Buying a house is so exciting! But it can also be a lot of work and, at times, stressful.
Since most people don’t have the capital needed to buy a house just lying around, it usually means taking out the largest debt of your life.
Are you wondering how to get a mortgage? Read on to find out!
A good credit score isn’t just a helpful tool to get approved for a mortgage. It also helps the lender determine the interest rate they will charge you.
Typically, a person with a lower score represents more of a risk to the lender. They haven’t been creditworthy in the past or don’t have much history to draw from. To compensate for this higher risk, lenders charge a higher interest rate.
Thus, the higher your score, the cheaper your loan will be in the long run. Curious to understand how much your interest rate matters?
Consider this: with all other factors being equal, you will spend over $62,000 more in interest on a $300,000 house with a 4.5% interest rate compared to 3.5% interest. That 1% really makes a difference!
So start making all your payments on time, lowering the amount of debt you carry, and doing whatever else you can to bump up your score.
Whether you’re buying land for a prefab home or purchasing a prebuilt home, you need to know your budget. A mortgage calculator can help you figure out how much house you can afford.
Remember, lenders may be willing to lend you more money than you should spend on a house. They don’t take into account saving for retirement or any other financial goals you have. So make your calculations based on your whole budget — not just your income and current debts.

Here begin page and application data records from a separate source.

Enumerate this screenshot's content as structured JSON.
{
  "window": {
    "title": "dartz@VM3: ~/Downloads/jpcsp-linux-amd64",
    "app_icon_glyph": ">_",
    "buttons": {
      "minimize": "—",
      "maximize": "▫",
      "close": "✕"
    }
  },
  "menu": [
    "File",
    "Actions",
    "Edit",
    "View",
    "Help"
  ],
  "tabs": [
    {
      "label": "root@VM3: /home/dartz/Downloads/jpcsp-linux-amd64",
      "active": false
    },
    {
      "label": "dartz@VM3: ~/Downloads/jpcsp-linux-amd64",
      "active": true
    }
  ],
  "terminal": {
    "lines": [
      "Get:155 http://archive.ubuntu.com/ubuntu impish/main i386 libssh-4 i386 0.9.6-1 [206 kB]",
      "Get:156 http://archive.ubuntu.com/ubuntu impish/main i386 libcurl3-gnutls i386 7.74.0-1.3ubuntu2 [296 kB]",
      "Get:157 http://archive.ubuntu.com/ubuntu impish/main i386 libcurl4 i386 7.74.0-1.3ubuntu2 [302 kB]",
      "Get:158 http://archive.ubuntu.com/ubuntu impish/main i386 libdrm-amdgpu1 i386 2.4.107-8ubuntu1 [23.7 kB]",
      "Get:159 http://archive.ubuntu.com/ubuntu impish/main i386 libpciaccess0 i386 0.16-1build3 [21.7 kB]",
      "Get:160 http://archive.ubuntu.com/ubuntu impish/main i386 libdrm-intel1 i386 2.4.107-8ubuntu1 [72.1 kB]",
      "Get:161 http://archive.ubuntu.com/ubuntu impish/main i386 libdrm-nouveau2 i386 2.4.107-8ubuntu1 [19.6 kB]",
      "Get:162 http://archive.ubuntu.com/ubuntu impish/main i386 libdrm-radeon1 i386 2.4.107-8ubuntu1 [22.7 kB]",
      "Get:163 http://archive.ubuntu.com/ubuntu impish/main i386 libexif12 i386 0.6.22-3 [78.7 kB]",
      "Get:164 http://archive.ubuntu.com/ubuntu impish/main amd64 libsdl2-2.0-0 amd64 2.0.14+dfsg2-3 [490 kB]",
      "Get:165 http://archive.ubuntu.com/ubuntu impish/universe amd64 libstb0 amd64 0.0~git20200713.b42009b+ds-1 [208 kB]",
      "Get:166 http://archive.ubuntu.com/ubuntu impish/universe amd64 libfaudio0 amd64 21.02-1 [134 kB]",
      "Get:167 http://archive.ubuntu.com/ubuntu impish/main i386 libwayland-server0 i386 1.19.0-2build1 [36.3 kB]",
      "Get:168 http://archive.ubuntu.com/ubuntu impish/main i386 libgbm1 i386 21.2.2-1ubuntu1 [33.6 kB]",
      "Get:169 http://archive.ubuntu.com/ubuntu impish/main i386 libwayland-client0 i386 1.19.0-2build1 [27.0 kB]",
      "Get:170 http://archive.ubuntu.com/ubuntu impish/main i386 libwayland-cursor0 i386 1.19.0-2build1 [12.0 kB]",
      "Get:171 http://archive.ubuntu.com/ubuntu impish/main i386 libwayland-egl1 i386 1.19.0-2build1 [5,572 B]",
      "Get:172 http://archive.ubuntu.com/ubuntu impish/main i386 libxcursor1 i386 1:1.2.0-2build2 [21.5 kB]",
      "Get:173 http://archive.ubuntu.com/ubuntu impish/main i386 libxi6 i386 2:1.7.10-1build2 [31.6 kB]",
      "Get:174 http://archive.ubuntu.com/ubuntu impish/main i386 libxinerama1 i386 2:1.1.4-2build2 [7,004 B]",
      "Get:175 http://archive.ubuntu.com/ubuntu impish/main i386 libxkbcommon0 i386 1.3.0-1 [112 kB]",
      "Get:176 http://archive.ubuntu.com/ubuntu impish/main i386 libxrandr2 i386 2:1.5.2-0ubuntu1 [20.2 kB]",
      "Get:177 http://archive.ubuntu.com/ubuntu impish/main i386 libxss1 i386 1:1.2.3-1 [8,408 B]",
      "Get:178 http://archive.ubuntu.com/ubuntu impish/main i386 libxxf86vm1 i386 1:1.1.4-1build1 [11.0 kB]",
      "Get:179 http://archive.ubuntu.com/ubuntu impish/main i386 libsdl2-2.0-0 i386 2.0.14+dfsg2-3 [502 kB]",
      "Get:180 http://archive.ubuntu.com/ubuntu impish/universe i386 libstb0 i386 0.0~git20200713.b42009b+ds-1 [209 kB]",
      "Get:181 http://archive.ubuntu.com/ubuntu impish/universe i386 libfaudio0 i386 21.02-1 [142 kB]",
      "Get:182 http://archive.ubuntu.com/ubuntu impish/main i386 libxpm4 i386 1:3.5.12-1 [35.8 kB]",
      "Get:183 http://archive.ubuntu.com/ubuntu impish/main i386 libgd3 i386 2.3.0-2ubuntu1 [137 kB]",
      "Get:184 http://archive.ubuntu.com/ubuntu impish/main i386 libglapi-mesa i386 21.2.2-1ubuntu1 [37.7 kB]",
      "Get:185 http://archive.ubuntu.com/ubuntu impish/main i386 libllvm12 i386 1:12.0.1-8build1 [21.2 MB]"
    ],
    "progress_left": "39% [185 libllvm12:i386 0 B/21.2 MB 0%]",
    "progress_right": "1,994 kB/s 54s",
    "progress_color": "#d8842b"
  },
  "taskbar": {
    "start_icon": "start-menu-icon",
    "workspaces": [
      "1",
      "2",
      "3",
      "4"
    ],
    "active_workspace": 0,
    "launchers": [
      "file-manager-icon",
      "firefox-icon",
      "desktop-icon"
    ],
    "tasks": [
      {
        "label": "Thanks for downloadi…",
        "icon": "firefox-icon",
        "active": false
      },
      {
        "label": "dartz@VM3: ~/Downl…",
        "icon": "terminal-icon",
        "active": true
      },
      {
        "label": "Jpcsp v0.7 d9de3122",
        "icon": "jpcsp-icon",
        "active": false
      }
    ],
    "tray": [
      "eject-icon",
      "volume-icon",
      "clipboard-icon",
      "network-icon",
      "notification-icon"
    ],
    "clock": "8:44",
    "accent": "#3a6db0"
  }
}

You need to have cash on hand to cover various expenses before you can buy a home. A big one is the down payment. You can get mortgages that only require small down payments, but the loan will be more expensive in the long run.
Other expenses include closing costs which can equal 2% to 5% of the sale price, moving expenses, and an emergency fund for those “life happens” moments.
Choosing the right mortgage is more than just picking the one with the lowest interest rate. There are many different types of mortgages, and some will be better than others for your situation.
As a rough outline, there are three main categories of loans.
You may also qualify for government assistance, such as the first-time home buyer’s tax credit. Just remember that if you don’t live in the home for three years, you’ll have to make first-time homebuyer installment payments to pay it back.
Once you’ve done your own loan research, it’s time to start shopping around. Lenders offer a variety of loan products with varying interest rates, fees, and other terms.
Remember, comparing loan products is not always comparing apples to apples. Picking the one with the lowest interest rate won’t necessarily be the best deal. You have to read the fine print on each loan and fully understand all the fees and terms to pick the best lender for your needs.
You may have already prequalified for a loan as you were shopping around. However, before you begin looking at houses, it’s a good idea to get your pre-approval letter.
This process is more formal and more involved than prequalification. It allows you to put an immediate offer in on a house because you are almost assured that you’ll be approved for your loan. (It’s not 100% until you actually submit your application and are approved, but you’re as close as you can get).
Now you’re prepared to begin house hunting. You know how much you can spend and are in a position to make an offer. It’s time to look for the home of your dreams.
Once you’ve found your home, you’ll need to formally apply for the loan. You’ll need to supply various documents to prove your financial ability to undertake the loan.
Gather documents like:
Now comes the agonizing few weeks of waiting for the lender to verify all the information. They may require a few inspections and documentation during this time to ensure the property’s value and soundness. For example:
Basically, the underwriters are looking to find anything wrong with the home or your financials. Red flags for mortgage underwriters include:
Finally, after all the paperwork, legwork, and everything else — the big day arrives! Don’t forget that you’ll still need to bring money to the table to cover the closing costs.
But at this point, you’ve made it. All that’s left is to move into and enjoy your new home!
All in all, applying for a mortgage, though lengthy, is not too difficult. For the smoothest ride, have all your financial ducks in a row and aim for a home that is well within your budget.
Worried about forgetting a step? Check out a home buyer checklist template so you won’t miss anything along the way.